# [What to work on]
In the listing that follows, copy out each line that includes the word "clicks".

--- START ---

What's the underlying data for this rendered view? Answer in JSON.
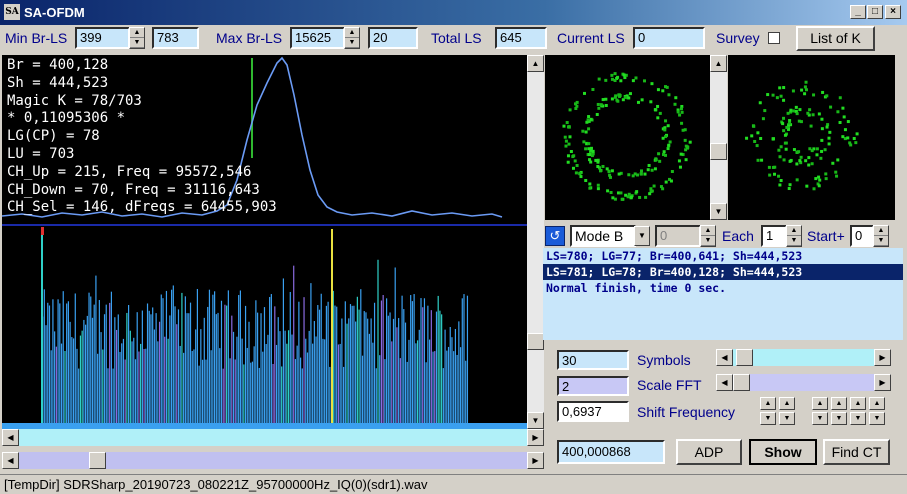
{
  "window": {
    "title": "SA-OFDM",
    "minimize": "_",
    "maximize": "□",
    "close": "×"
  },
  "top": {
    "min_br_ls_label": "Min Br-LS",
    "min_br_ls_value": "399",
    "min_br_ls_aux": "783",
    "max_br_ls_label": "Max Br-LS",
    "max_br_ls_value": "15625",
    "max_br_ls_aux": "20",
    "total_ls_label": "Total LS",
    "total_ls_value": "645",
    "current_ls_label": "Current LS",
    "current_ls_value": "0",
    "survey_label": "Survey",
    "list_of_k_button": "List of K"
  },
  "info_lines": [
    "Br = 400,128",
    "Sh = 444,523",
    "Magic K = 78/703",
    "* 0,11095306 *",
    "LG(CP) = 78",
    "LU = 703",
    "CH_Up = 215, Freq = 95572,546",
    "CH_Down = 70, Freq = 31116,643",
    "CH_Sel = 146, dFreqs = 64455,903"
  ],
  "mode": {
    "icon": "undo-icon",
    "mode_value": "Mode B",
    "num_value": "0",
    "each_label": "Each",
    "each_value": "1",
    "start_label": "Start+",
    "start_value": "0"
  },
  "log": [
    "LS=780; LG=77; Br=400,641; Sh=444,523",
    "LS=781; LG=78; Br=400,128; Sh=444,523",
    "Normal finish, time 0 sec."
  ],
  "controls": {
    "symbols_value": "30",
    "symbols_label": "Symbols",
    "scale_fft_value": "2",
    "scale_fft_label": "Scale FFT",
    "shift_value": "0,6937",
    "shift_label": "Shift Frequency",
    "freq_value": "400,000868",
    "adp_button": "ADP",
    "show_button": "Show",
    "find_ct_button": "Find CT"
  },
  "status": {
    "path": "[TempDir] SDRSharp_20190723_080221Z_95700000Hz_IQ(0)(sdr1).wav"
  }
}
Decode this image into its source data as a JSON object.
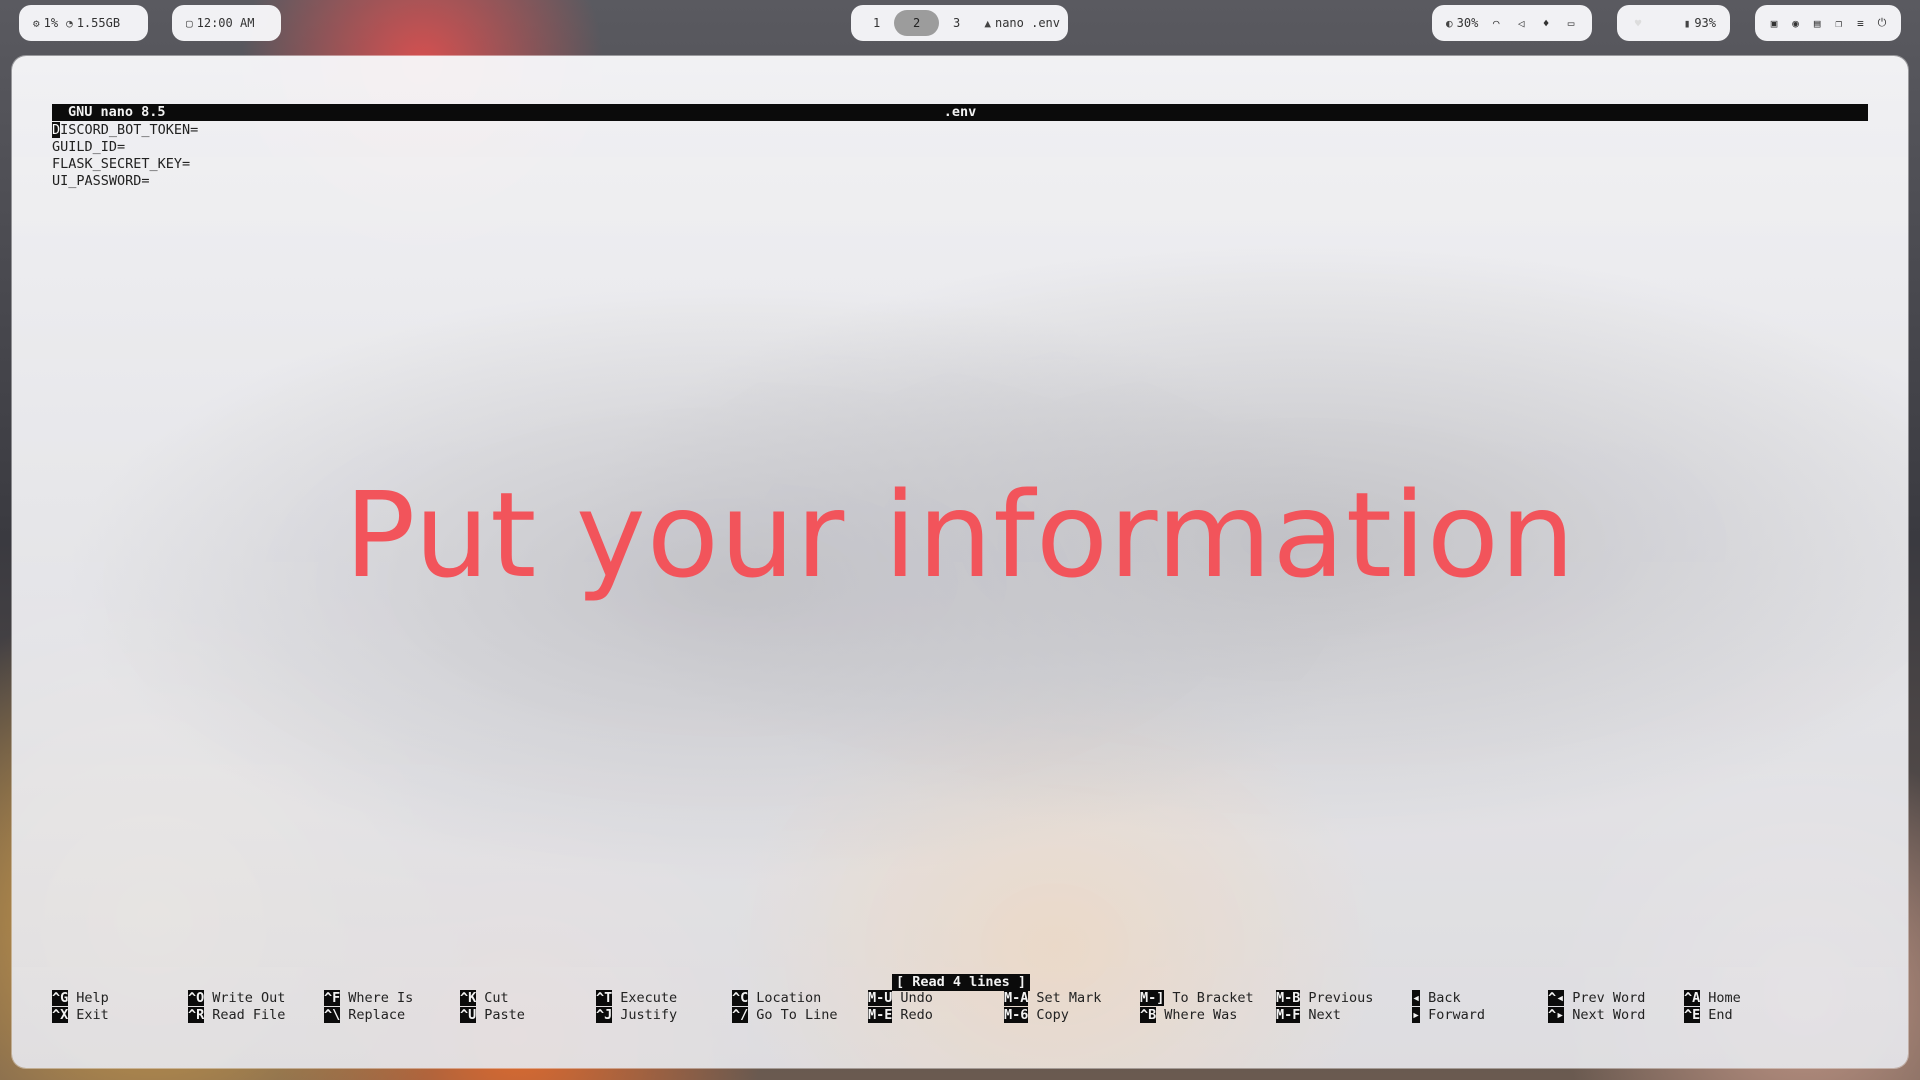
{
  "topbar": {
    "resources": {
      "cpu": "1%",
      "memory": "1.55GB"
    },
    "clock": {
      "time": "12:00 AM"
    },
    "workspaces": {
      "items": [
        "1",
        "2",
        "3"
      ],
      "active": "2",
      "window_title": "nano .env"
    },
    "system": {
      "brightness": "30%"
    },
    "battery": {
      "level": "93%"
    }
  },
  "editor": {
    "app_version": "GNU nano 8.5",
    "filename": ".env",
    "lines": [
      "DISCORD_BOT_TOKEN=",
      "GUILD_ID=",
      "FLASK_SECRET_KEY=",
      "UI_PASSWORD="
    ],
    "cursor_char": "D",
    "line0_rest": "ISCORD_BOT_TOKEN=",
    "status_message": "[ Read 4 lines ]"
  },
  "overlay": {
    "text": "Put your information"
  },
  "shortcuts": [
    {
      "key": "^G",
      "label": "Help"
    },
    {
      "key": "^X",
      "label": "Exit"
    },
    {
      "key": "^O",
      "label": "Write Out"
    },
    {
      "key": "^R",
      "label": "Read File"
    },
    {
      "key": "^F",
      "label": "Where Is"
    },
    {
      "key": "^\\",
      "label": "Replace"
    },
    {
      "key": "^K",
      "label": "Cut"
    },
    {
      "key": "^U",
      "label": "Paste"
    },
    {
      "key": "^T",
      "label": "Execute"
    },
    {
      "key": "^J",
      "label": "Justify"
    },
    {
      "key": "^C",
      "label": "Location"
    },
    {
      "key": "^/",
      "label": "Go To Line"
    },
    {
      "key": "M-U",
      "label": "Undo"
    },
    {
      "key": "M-E",
      "label": "Redo"
    },
    {
      "key": "M-A",
      "label": "Set Mark"
    },
    {
      "key": "M-6",
      "label": "Copy"
    },
    {
      "key": "M-]",
      "label": "To Bracket"
    },
    {
      "key": "^B",
      "label": "Where Was"
    },
    {
      "key": "M-B",
      "label": "Previous"
    },
    {
      "key": "M-F",
      "label": "Next"
    },
    {
      "key": "◂",
      "label": "Back"
    },
    {
      "key": "▸",
      "label": "Forward"
    },
    {
      "key": "^◂",
      "label": "Prev Word"
    },
    {
      "key": "^▸",
      "label": "Next Word"
    },
    {
      "key": "^A",
      "label": "Home"
    },
    {
      "key": "^E",
      "label": "End"
    }
  ],
  "icons": {
    "cpu": "cpu-icon",
    "memory": "memory-icon",
    "clock": "clock-icon",
    "app": "arch-icon",
    "brightness": "brightness-icon",
    "wifi": "wifi-icon",
    "speaker": "speaker-muted-icon",
    "mic": "mic-icon",
    "keyboard": "keyboard-icon",
    "heart": "heart-icon",
    "battery": "battery-icon"
  }
}
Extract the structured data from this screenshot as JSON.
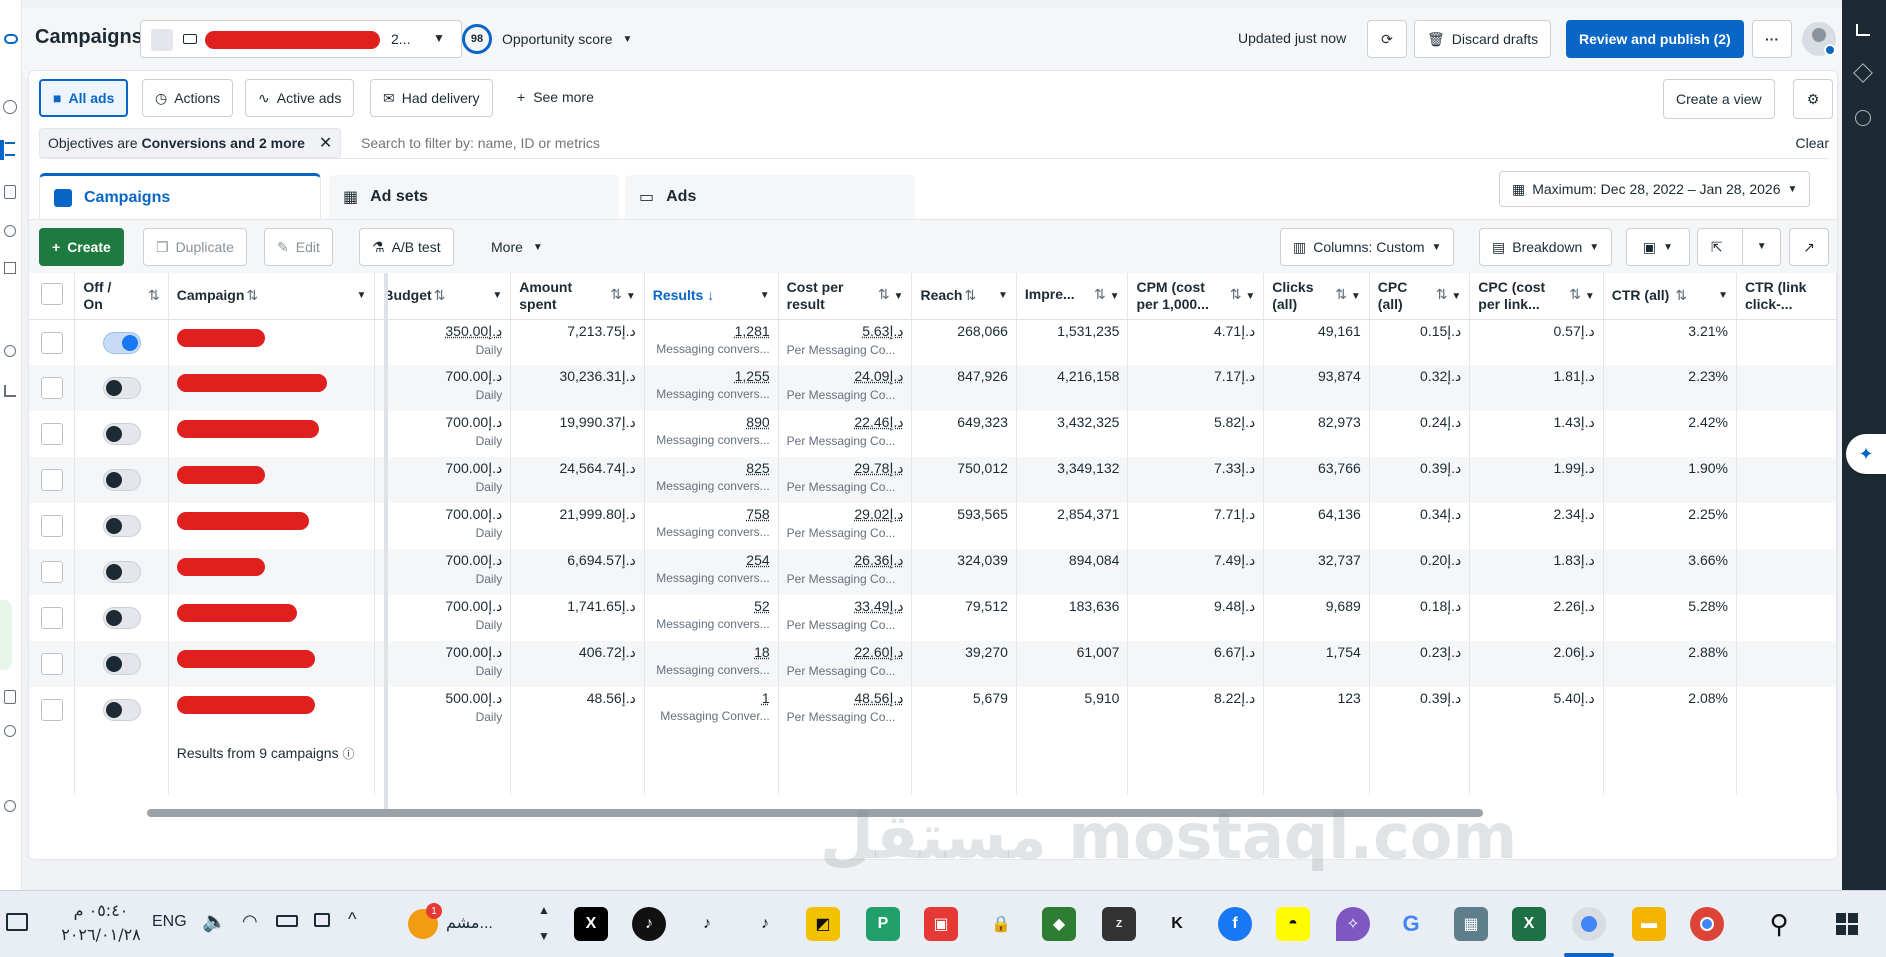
{
  "header": {
    "title": "Campaigns",
    "account_suffix": "2...",
    "opportunity_score": "98",
    "opportunity_label": "Opportunity score",
    "updated": "Updated just now",
    "discard": "Discard drafts",
    "publish": "Review and publish (2)",
    "more": "···"
  },
  "filters": {
    "all_ads": "All ads",
    "actions": "Actions",
    "active_ads": "Active ads",
    "had_delivery": "Had delivery",
    "see_more": "See more",
    "create_view": "Create a view",
    "chip_prefix": "Objectives are",
    "chip_value": "Conversions and 2 more",
    "search_placeholder": "Search to filter by: name, ID or metrics",
    "clear": "Clear"
  },
  "tabs": [
    {
      "label": "Campaigns"
    },
    {
      "label": "Ad sets"
    },
    {
      "label": "Ads"
    }
  ],
  "date_range": "Maximum: Dec 28, 2022 – Jan 28, 2026",
  "toolbar": {
    "create": "Create",
    "duplicate": "Duplicate",
    "edit": "Edit",
    "ab_test": "A/B test",
    "more": "More",
    "columns": "Columns: Custom",
    "breakdown": "Breakdown"
  },
  "columns": {
    "off_on": "Off / On",
    "campaign": "Campaign",
    "budget": "Budget",
    "amount_spent": "Amount spent",
    "results": "Results",
    "cost_per_result": "Cost per result",
    "reach": "Reach",
    "impressions": "Impre...",
    "cpm": "CPM (cost per 1,000...",
    "clicks": "Clicks (all)",
    "cpc": "CPC (all)",
    "cpc_link": "CPC (cost per link...",
    "ctr_all": "CTR (all)",
    "ctr_link": "CTR (link click-..."
  },
  "rows": [
    {
      "on": true,
      "budget": "د.إ350.00",
      "budget_sub": "Daily",
      "spent": "د.إ7,213.75",
      "results": "1,281",
      "results_sub": "Messaging convers...",
      "cpr": "د.إ5.63",
      "cpr_sub": "Per Messaging Co...",
      "reach": "268,066",
      "impr": "1,531,235",
      "cpm": "د.إ4.71",
      "clicks": "49,161",
      "cpc": "د.إ0.15",
      "cpc_link": "د.إ0.57",
      "ctr": "3.21%"
    },
    {
      "on": false,
      "budget": "د.إ700.00",
      "budget_sub": "Daily",
      "spent": "د.إ30,236.31",
      "results": "1,255",
      "results_sub": "Messaging convers...",
      "cpr": "د.إ24.09",
      "cpr_sub": "Per Messaging Co...",
      "reach": "847,926",
      "impr": "4,216,158",
      "cpm": "د.إ7.17",
      "clicks": "93,874",
      "cpc": "د.إ0.32",
      "cpc_link": "د.إ1.81",
      "ctr": "2.23%"
    },
    {
      "on": false,
      "budget": "د.إ700.00",
      "budget_sub": "Daily",
      "spent": "د.إ19,990.37",
      "results": "890",
      "results_sub": "Messaging convers...",
      "cpr": "د.إ22.46",
      "cpr_sub": "Per Messaging Co...",
      "reach": "649,323",
      "impr": "3,432,325",
      "cpm": "د.إ5.82",
      "clicks": "82,973",
      "cpc": "د.إ0.24",
      "cpc_link": "د.إ1.43",
      "ctr": "2.42%"
    },
    {
      "on": false,
      "budget": "د.إ700.00",
      "budget_sub": "Daily",
      "spent": "د.إ24,564.74",
      "results": "825",
      "results_sub": "Messaging convers...",
      "cpr": "د.إ29.78",
      "cpr_sub": "Per Messaging Co...",
      "reach": "750,012",
      "impr": "3,349,132",
      "cpm": "د.إ7.33",
      "clicks": "63,766",
      "cpc": "د.إ0.39",
      "cpc_link": "د.إ1.99",
      "ctr": "1.90%"
    },
    {
      "on": false,
      "budget": "د.إ700.00",
      "budget_sub": "Daily",
      "spent": "د.إ21,999.80",
      "results": "758",
      "results_sub": "Messaging convers...",
      "cpr": "د.إ29.02",
      "cpr_sub": "Per Messaging Co...",
      "reach": "593,565",
      "impr": "2,854,371",
      "cpm": "د.إ7.71",
      "clicks": "64,136",
      "cpc": "د.إ0.34",
      "cpc_link": "د.إ2.34",
      "ctr": "2.25%"
    },
    {
      "on": false,
      "budget": "د.إ700.00",
      "budget_sub": "Daily",
      "spent": "د.إ6,694.57",
      "results": "254",
      "results_sub": "Messaging convers...",
      "cpr": "د.إ26.36",
      "cpr_sub": "Per Messaging Co...",
      "reach": "324,039",
      "impr": "894,084",
      "cpm": "د.إ7.49",
      "clicks": "32,737",
      "cpc": "د.إ0.20",
      "cpc_link": "د.إ1.83",
      "ctr": "3.66%"
    },
    {
      "on": false,
      "budget": "د.إ700.00",
      "budget_sub": "Daily",
      "spent": "د.إ1,741.65",
      "results": "52",
      "results_sub": "Messaging convers...",
      "cpr": "د.إ33.49",
      "cpr_sub": "Per Messaging Co...",
      "reach": "79,512",
      "impr": "183,636",
      "cpm": "د.إ9.48",
      "clicks": "9,689",
      "cpc": "د.إ0.18",
      "cpc_link": "د.إ2.26",
      "ctr": "5.28%"
    },
    {
      "on": false,
      "budget": "د.إ700.00",
      "budget_sub": "Daily",
      "spent": "د.إ406.72",
      "results": "18",
      "results_sub": "Messaging convers...",
      "cpr": "د.إ22.60",
      "cpr_sub": "Per Messaging Co...",
      "reach": "39,270",
      "impr": "61,007",
      "cpm": "د.إ6.67",
      "clicks": "1,754",
      "cpc": "د.إ0.23",
      "cpc_link": "د.إ2.06",
      "ctr": "2.88%"
    },
    {
      "on": false,
      "budget": "د.إ500.00",
      "budget_sub": "Daily",
      "spent": "د.إ48.56",
      "results": "1",
      "results_sub": "Messaging Conver...",
      "cpr": "د.إ48.56",
      "cpr_sub": "Per Messaging Co...",
      "reach": "5,679",
      "impr": "5,910",
      "cpm": "د.إ8.22",
      "clicks": "123",
      "cpc": "د.إ0.39",
      "cpc_link": "د.إ5.40",
      "ctr": "2.08%"
    }
  ],
  "footer": {
    "results_from": "Results from 9 campaigns"
  },
  "taskbar": {
    "time": "٠٥:٤٠ م",
    "date": "٢٠٢٦/٠١/٢٨",
    "lang": "ENG",
    "app_label": "مشم...",
    "watermark": "مستقل mostaql.com"
  },
  "colors": {
    "primary": "#0866c6",
    "green": "#1f7a3f",
    "redaction": "#e0201e"
  }
}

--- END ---

# [Expected answer]
    "clicks": "Clicks (all)",
      "clicks": "49,161",
      "clicks": "93,874",
      "clicks": "82,973",
      "clicks": "63,766",
      "clicks": "64,136",
      "clicks": "32,737",
      "clicks": "9,689",
      "clicks": "1,754",
      "clicks": "123",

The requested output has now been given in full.